"Programmes that are targeted to the poor tend to end up being poor programmes," he said.
Members of an expert group on child poverty appointed by Children's Commissioner Dr Russell Wills also defended their proposed universal payment for young children at the workshop, part of a seven-week consultation on the group's initial report which ends on October 12.
Mr Key described the proposal as "dopey" when the report was released on August 12. He said the current family tax credits gave more support to poorer families, reducing gradually as family incomes rose.
Victoria University's Professor Jonathan Boston, who co-chairs the expert group, said a shift to a high universal payment for young children, combined with lower targeted payments for older children, would have advantages.
Socially, it would encourage one parent to stay home to look after very young children. Modelling in the group's report suggests universal payments of $8000 ($154 a week) in the first year, $7000 ($135 a week) in the second year and $6000 ($115 a week) in the third year, then lower income-tested payments stepping down at ages 3, 5 and 14.
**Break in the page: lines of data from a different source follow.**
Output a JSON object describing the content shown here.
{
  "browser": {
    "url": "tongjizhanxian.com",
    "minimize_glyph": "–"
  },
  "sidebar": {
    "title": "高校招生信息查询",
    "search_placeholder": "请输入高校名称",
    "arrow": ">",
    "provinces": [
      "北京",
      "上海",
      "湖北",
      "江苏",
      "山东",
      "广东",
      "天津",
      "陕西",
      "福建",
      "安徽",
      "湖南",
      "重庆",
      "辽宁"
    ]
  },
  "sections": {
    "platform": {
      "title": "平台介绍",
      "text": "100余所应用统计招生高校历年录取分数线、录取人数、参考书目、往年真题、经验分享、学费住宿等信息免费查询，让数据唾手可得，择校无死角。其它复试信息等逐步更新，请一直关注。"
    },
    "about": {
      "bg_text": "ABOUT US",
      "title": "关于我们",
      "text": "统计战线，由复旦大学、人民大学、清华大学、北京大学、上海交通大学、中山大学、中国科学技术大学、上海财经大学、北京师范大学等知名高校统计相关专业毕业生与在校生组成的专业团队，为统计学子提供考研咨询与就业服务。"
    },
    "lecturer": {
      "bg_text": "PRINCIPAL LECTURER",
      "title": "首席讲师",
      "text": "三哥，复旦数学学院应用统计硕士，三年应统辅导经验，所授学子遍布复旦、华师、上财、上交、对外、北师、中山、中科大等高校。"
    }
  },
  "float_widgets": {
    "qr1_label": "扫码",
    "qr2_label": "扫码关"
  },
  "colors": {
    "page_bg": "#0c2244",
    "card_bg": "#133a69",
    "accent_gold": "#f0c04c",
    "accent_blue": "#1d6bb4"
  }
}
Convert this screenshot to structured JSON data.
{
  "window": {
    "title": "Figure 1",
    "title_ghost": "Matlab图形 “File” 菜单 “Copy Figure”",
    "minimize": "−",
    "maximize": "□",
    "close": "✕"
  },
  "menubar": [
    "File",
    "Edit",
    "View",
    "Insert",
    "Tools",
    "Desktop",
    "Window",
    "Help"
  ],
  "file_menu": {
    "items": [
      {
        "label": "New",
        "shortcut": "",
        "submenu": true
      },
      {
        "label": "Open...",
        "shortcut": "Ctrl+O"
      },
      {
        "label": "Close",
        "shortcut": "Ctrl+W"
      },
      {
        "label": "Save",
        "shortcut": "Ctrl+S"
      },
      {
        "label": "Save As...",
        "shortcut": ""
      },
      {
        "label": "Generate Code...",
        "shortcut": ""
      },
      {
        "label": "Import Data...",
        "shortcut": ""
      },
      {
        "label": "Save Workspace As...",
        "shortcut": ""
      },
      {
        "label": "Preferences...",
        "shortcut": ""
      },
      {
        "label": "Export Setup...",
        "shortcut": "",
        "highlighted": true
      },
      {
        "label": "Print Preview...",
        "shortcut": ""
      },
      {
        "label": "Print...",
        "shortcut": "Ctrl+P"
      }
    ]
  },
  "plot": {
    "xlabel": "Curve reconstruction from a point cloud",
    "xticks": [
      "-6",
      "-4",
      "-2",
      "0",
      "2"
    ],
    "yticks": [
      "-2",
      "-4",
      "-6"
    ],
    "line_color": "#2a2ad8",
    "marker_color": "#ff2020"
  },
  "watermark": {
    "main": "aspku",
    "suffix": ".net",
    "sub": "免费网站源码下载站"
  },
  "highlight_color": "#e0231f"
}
"One of the arguments for a universal child payment of a generous nature is to recognise the enormous importance of the mother in this case being with the child, particularly during the first year," Dr Boston said.
"From a society's point of view, all children matter, and we as a society should be taking responsibility to ensure the best possible outcome for our children."
The group argues that a universal payment would be fairer than extending paid parental leave.
A bill to extend paid leave to six months, sponsored by Labour MP Sue Moroney, was given a first reading in Parliament by a one-vote margin in July and is before a select committee.
"All infants would benefit and not merely those whose mother was eligible for paid parental leave," the group said.
Professor Boston said a universal payment would give parents bigger incentives to get paid employment when their children were old enough.
On the web